However, the tribunal process and Kamaruzzaman’s trial have been heavily criticised.
Defence lawyers contend that the courts were under political pressure from the government, that they were allowed fewer witnesses than the prosecution and that Mr Kamaruzzaman’s detention, which began in July 2010, was arbitrary.
Opposition figures say the trials were a means for the ruling Awami League to remove political rivals. Jamaat is a key coalition partner of the opposition BNP, which has been locked in a deadly effort to force the government to hold fresh elections since polls they boycotted in January 2014.
As a result, some international bodies have expressed their own concerns, including the UN Office of the High Commissioner for Human Rights. “Given serious concerns about the fairness of trials conducted before the tribunal, the government of Bangladesh should not implement death penalty sentences,” officials stated.
Paramilitary border guards were deployed hours before the execution around the second city and major port in Chittagong.
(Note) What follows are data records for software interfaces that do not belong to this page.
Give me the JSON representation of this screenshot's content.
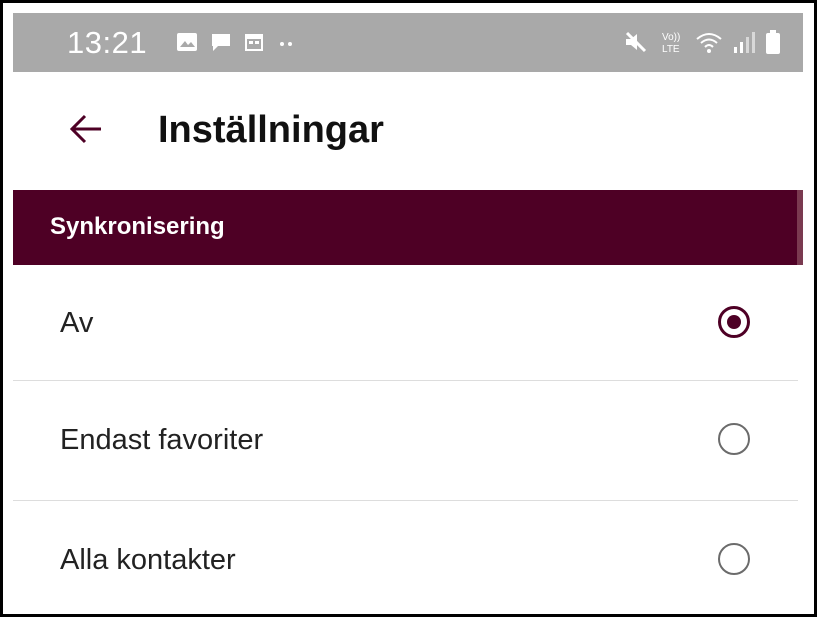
{
  "status_bar": {
    "time": "13:21",
    "left_icons": [
      "gallery-icon",
      "message-icon",
      "calendar-icon",
      "more-dots-icon"
    ],
    "right_icons": [
      "mute-icon",
      "volte-icon",
      "wifi-icon",
      "signal-icon",
      "battery-icon"
    ],
    "volte_label": "Vo))\nLTE"
  },
  "app_bar": {
    "back_icon": "arrow-left-icon",
    "title": "Inställningar",
    "accent_color": "#4e0025"
  },
  "section": {
    "label": "Synkronisering",
    "background_color": "#4e0025"
  },
  "options": [
    {
      "label": "Av",
      "selected": true
    },
    {
      "label": "Endast favoriter",
      "selected": false
    },
    {
      "label": "Alla kontakter",
      "selected": false
    }
  ]
}
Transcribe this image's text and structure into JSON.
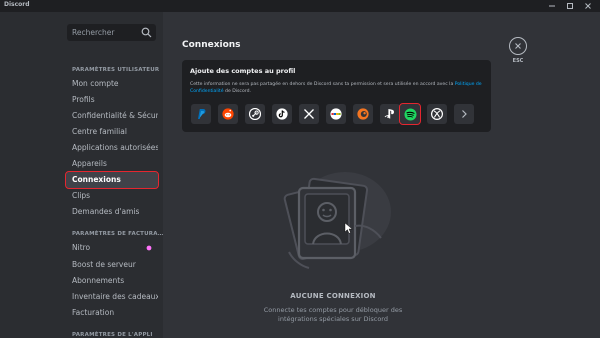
{
  "window": {
    "title": "Discord"
  },
  "sidebar": {
    "search_placeholder": "Rechercher",
    "sections": [
      {
        "heading": "PARAMÈTRES UTILISATEUR",
        "items": [
          "Mon compte",
          "Profils",
          "Confidentialité & Sécur…",
          "Centre familial",
          "Applications autorisées",
          "Appareils",
          "Connexions",
          "Clips",
          "Demandes d'amis"
        ]
      },
      {
        "heading": "PARAMÈTRES DE FACTURA…",
        "items": [
          "Nitro",
          "Boost de serveur",
          "Abonnements",
          "Inventaire des cadeaux",
          "Facturation"
        ]
      },
      {
        "heading": "PARAMÈTRES DE L'APPLI"
      }
    ],
    "active_item": "Connexions"
  },
  "main": {
    "title": "Connexions",
    "card": {
      "title": "Ajoute des comptes au profil",
      "desc_before": "Cette information ne sera pas partagée en dehors de Discord sans ta permission et sera utilisée en accord avec la ",
      "desc_link": "Politique de Confidentialité",
      "desc_after": " de Discord."
    },
    "services": [
      "paypal-icon",
      "reddit-icon",
      "steam-icon",
      "tiktok-icon",
      "x-icon",
      "ebay-icon",
      "crunchyroll-icon",
      "playstation-icon",
      "spotify-icon",
      "xbox-icon",
      "chevron-right-icon"
    ],
    "highlighted_service": "spotify-icon",
    "close_label": "ESC",
    "empty": {
      "title": "AUCUNE CONNEXION",
      "subtitle": "Connecte tes comptes pour débloquer des intégrations spéciales sur Discord"
    }
  },
  "colors": {
    "accent_link": "#00a8fc",
    "highlight": "#e5262f",
    "spotify": "#1ed760",
    "nitro": "#ff73fa"
  }
}
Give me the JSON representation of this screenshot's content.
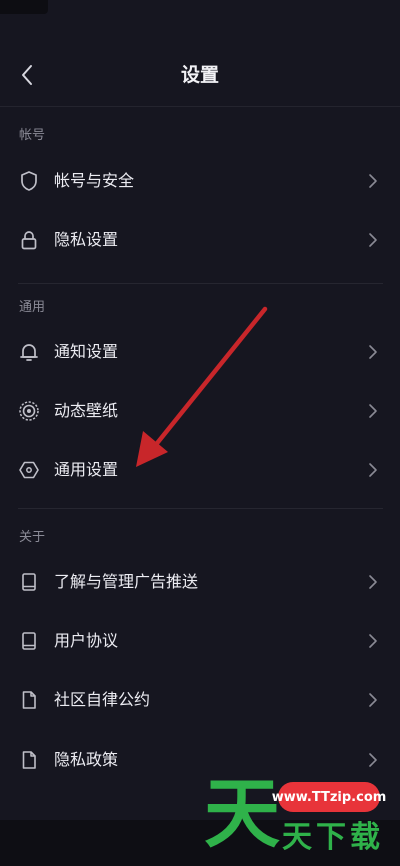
{
  "header": {
    "title": "设置",
    "back_icon": "chevron-left-icon"
  },
  "sections": {
    "account": {
      "title": "帐号",
      "items": [
        {
          "label": "帐号与安全",
          "icon": "shield-icon"
        },
        {
          "label": "隐私设置",
          "icon": "lock-icon"
        }
      ]
    },
    "general": {
      "title": "通用",
      "items": [
        {
          "label": "通知设置",
          "icon": "bell-icon"
        },
        {
          "label": "动态壁纸",
          "icon": "target-icon"
        },
        {
          "label": "通用设置",
          "icon": "hexagon-icon"
        }
      ]
    },
    "about": {
      "title": "关于",
      "items": [
        {
          "label": "了解与管理广告推送",
          "icon": "book-icon"
        },
        {
          "label": "用户协议",
          "icon": "book-icon"
        },
        {
          "label": "社区自律公约",
          "icon": "document-icon"
        },
        {
          "label": "隐私政策",
          "icon": "document-icon"
        }
      ]
    }
  },
  "watermark": {
    "url": "www.TTzip.com",
    "big_char": "天",
    "small_text": "天下载"
  },
  "colors": {
    "background": "#161620",
    "arrow": "#c8262a",
    "watermark_green": "#2fb24a",
    "watermark_red": "#e8343a"
  }
}
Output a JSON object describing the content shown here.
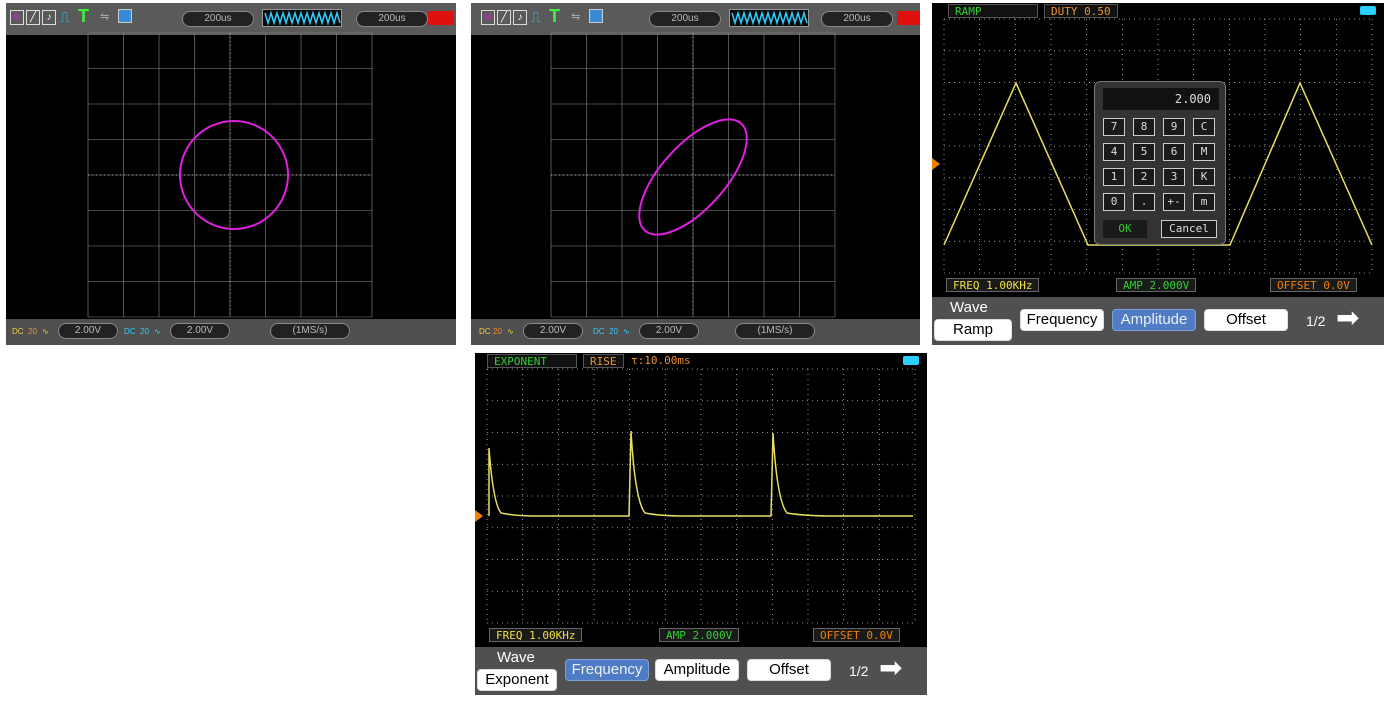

Jamaat party sympathisers and its student wing have conducted violent protests in response to the trial process in the past and have called a general strike for Monday.
Source: Financial Times